  6. 6. • The tribunal is not prepared to go ahead – this is very common as tribunals are overbooked. Your case may be floating which means it has no allocated Judge and you wait for one to become free. This can take a long time so take something with you to read.Do: 1. Dress appropriately. 2. Make sure you are familiar with your witness statement, that of your colleagues and any documents referred to in your statement. 3. Practice reading your statement aloud. 4. Make sure the statement is in your own words and that you are comfortable with everything in your statement. 5. Speak slowly and clearly and address your answers to the tribunal members. 6. Be respectful and attentive to the tribunal members. 7. Take your time and do not answer questions without thinking about the question properly. 8. If you need more time to answer a question or if you would like the question repeated then ask. 9. Answer questions as accurately as you can. 10. Remain calm.Don’t: 1. Don’t be forced to answer a question you don’t know the answer to. It is better to say “I don’t know” then try and make something up or guess at a response. 2. Don’t make things up – it is better to be truthful and stick to the facts. 3. Don’t try and answer a question you do not understand. Ask for it to be rephrased. 4. Don’t start answering before the question has been put to you. Allow the representative to finish.

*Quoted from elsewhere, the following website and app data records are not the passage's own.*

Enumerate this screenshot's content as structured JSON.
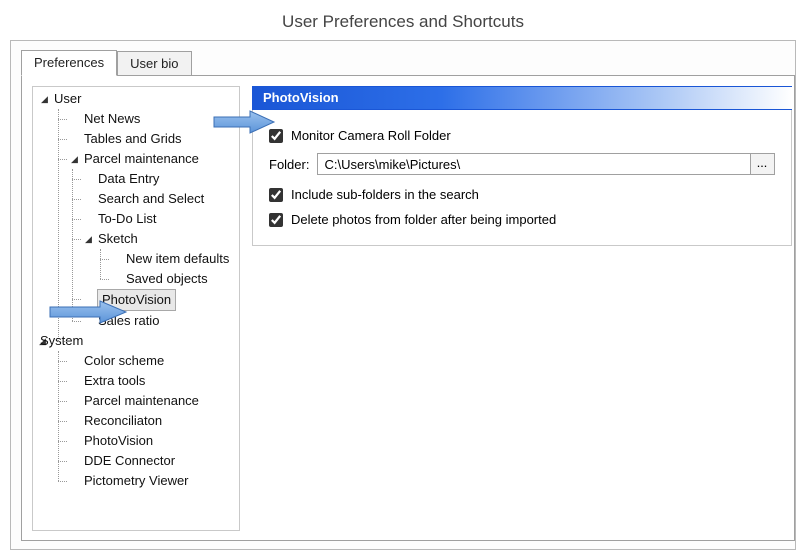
{
  "title": "User Preferences and Shortcuts",
  "tabs": {
    "preferences": "Preferences",
    "userbio": "User bio"
  },
  "tree": {
    "user": "User",
    "netnews": "Net News",
    "tablesgrids": "Tables and Grids",
    "parcelmaint": "Parcel maintenance",
    "dataentry": "Data Entry",
    "searchselect": "Search and Select",
    "todolist": "To-Do List",
    "sketch": "Sketch",
    "newitemde": "New item defaults",
    "savedobjec": "Saved objects",
    "photovision": "PhotoVision",
    "salesratio": "Sales ratio",
    "system": "System",
    "colorscheme": "Color scheme",
    "extratools": "Extra tools",
    "sys_parcelmaint": "Parcel maintenance",
    "reconciliation": "Reconciliaton",
    "sys_photovision": "PhotoVision",
    "ddeconnector": "DDE Connector",
    "pictometry": "Pictometry Viewer"
  },
  "panel": {
    "header": "PhotoVision",
    "monitor_label": "Monitor Camera Roll Folder",
    "folder_label": "Folder:",
    "folder_value": "C:\\Users\\mike\\Pictures\\",
    "browse_label": "...",
    "include_sub_label": "Include sub-folders in the search",
    "delete_after_label": "Delete photos from folder after being imported"
  }
}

  7. 7. 5. Don’t memorise your story or statement. You do not want your answers to sound rehearsed and its possible that the questions will come to you in a different order to the facts anyway. 6. Do not lose your temper. 7. If the tribunal breaks for lunch or the hearing ends before you have finished giving your evidence then you must not discuss the case with anyone unless the tribunal specifically tell you that you are no longer still under oath. 8. Don’t argue with the Judge or the other side’s representative.Sound interesting?mpm legal is a different kind of employment law firm.Were smart: household names trust us with all their employment work.Were competitive: we dont have the overheads of a full service firm, so you get asuperb service at a competitive cost.And were approachable: to our clients, were a clever friend they can call upon foradvice whenever they need it.We’d love to hear from you. Email us at